> What is needed
Return every entry in full, with no alterations.

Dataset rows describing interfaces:
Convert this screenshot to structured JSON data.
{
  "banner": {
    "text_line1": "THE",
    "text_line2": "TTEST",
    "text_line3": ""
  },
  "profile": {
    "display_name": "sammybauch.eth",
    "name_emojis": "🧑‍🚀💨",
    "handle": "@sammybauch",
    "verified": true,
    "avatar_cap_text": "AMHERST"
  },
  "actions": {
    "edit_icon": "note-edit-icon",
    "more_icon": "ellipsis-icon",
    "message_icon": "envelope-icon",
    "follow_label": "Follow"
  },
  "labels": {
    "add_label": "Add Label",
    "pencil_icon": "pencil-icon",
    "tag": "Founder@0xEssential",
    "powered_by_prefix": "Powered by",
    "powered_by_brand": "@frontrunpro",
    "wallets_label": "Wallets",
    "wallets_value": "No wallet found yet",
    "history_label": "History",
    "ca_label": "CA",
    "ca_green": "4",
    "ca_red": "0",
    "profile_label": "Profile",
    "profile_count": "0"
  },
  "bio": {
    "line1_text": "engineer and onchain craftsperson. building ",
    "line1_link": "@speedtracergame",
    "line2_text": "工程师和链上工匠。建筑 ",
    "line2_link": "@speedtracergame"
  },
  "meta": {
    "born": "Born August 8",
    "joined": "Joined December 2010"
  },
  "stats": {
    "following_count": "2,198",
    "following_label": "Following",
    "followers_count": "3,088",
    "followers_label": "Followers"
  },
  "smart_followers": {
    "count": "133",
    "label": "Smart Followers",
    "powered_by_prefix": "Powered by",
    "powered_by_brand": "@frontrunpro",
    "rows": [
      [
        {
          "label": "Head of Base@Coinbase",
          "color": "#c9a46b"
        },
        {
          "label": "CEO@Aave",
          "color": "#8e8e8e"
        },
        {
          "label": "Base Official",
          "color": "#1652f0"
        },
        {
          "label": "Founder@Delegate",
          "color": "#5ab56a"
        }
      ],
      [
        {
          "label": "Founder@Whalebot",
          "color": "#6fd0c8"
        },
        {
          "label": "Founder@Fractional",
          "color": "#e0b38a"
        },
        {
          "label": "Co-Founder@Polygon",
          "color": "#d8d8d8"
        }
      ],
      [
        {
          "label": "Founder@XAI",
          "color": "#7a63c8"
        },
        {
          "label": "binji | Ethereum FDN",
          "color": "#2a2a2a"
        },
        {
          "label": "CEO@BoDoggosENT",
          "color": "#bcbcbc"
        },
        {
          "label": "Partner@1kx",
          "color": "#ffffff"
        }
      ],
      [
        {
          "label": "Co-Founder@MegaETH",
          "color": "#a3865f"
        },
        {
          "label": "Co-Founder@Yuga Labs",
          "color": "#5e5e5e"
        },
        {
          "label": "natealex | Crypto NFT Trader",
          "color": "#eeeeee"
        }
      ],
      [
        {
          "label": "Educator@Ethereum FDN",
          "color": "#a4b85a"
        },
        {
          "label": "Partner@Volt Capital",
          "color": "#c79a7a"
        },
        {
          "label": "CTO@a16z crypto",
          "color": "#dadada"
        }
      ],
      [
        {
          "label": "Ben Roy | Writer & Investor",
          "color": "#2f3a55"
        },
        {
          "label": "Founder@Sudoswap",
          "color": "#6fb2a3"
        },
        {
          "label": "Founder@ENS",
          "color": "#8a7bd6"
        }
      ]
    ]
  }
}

> Final answer
Convert this screenshot to structured JSON data.
{
  "banner": {
    "text_line1": "THE",
    "text_line2": "TTEST",
    "text_line3": ""
  },
  "profile": {
    "display_name": "sammybauch.eth",
    "name_emojis": "🧑‍🚀💨",
    "handle": "@sammybauch",
    "verified": true,
    "avatar_cap_text": "AMHERST"
  },
  "actions": {
    "edit_icon": "note-edit-icon",
    "more_icon": "ellipsis-icon",
    "message_icon": "envelope-icon",
    "follow_label": "Follow"
  },
  "labels": {
    "add_label": "Add Label",
    "pencil_icon": "pencil-icon",
    "tag": "Founder@0xEssential",
    "powered_by_prefix": "Powered by",
    "powered_by_brand": "@frontrunpro",
    "wallets_label": "Wallets",
    "wallets_value": "No wallet found yet",
    "history_label": "History",
    "ca_label": "CA",
    "ca_green": "4",
    "ca_red": "0",
    "profile_label": "Profile",
    "profile_count": "0"
  },
  "bio": {
    "line1_text": "engineer and onchain craftsperson. building ",
    "line1_link": "@speedtracergame",
    "line2_text": "工程师和链上工匠。建筑 ",
    "line2_link": "@speedtracergame"
  },
  "meta": {
    "born": "Born August 8",
    "joined": "Joined December 2010"
  },
  "stats": {
    "following_count": "2,198",
    "following_label": "Following",
    "followers_count": "3,088",
    "followers_label": "Followers"
  },
  "smart_followers": {
    "count": "133",
    "label": "Smart Followers",
    "powered_by_prefix": "Powered by",
    "powered_by_brand": "@frontrunpro",
    "rows": [
      [
        {
          "label": "Head of Base@Coinbase",
          "color": "#c9a46b"
        },
        {
          "label": "CEO@Aave",
          "color": "#8e8e8e"
        },
        {
          "label": "Base Official",
          "color": "#1652f0"
        },
        {
          "label": "Founder@Delegate",
          "color": "#5ab56a"
        }
      ],
      [
        {
          "label": "Founder@Whalebot",
          "color": "#6fd0c8"
        },
        {
          "label": "Founder@Fractional",
          "color": "#e0b38a"
        },
        {
          "label": "Co-Founder@Polygon",
          "color": "#d8d8d8"
        }
      ],
      [
        {
          "label": "Founder@XAI",
          "color": "#7a63c8"
        },
        {
          "label": "binji | Ethereum FDN",
          "color": "#2a2a2a"
        },
        {
          "label": "CEO@BoDoggosENT",
          "color": "#bcbcbc"
        },
        {
          "label": "Partner@1kx",
          "color": "#ffffff"
        }
      ],
      [
        {
          "label": "Co-Founder@MegaETH",
          "color": "#a3865f"
        },
        {
          "label": "Co-Founder@Yuga Labs",
          "color": "#5e5e5e"
        },
        {
          "label": "natealex | Crypto NFT Trader",
          "color": "#eeeeee"
        }
      ],
      [
        {
          "label": "Educator@Ethereum FDN",
          "color": "#a4b85a"
        },
        {
          "label": "Partner@Volt Capital",
          "color": "#c79a7a"
        },
        {
          "label": "CTO@a16z crypto",
          "color": "#dadada"
        }
      ],
      [
        {
          "label": "Ben Roy | Writer & Investor",
          "color": "#2f3a55"
        },
        {
          "label": "Founder@Sudoswap",
          "color": "#6fb2a3"
        },
        {
          "label": "Founder@ENS",
          "color": "#8a7bd6"
        }
      ]
    ]
  }
}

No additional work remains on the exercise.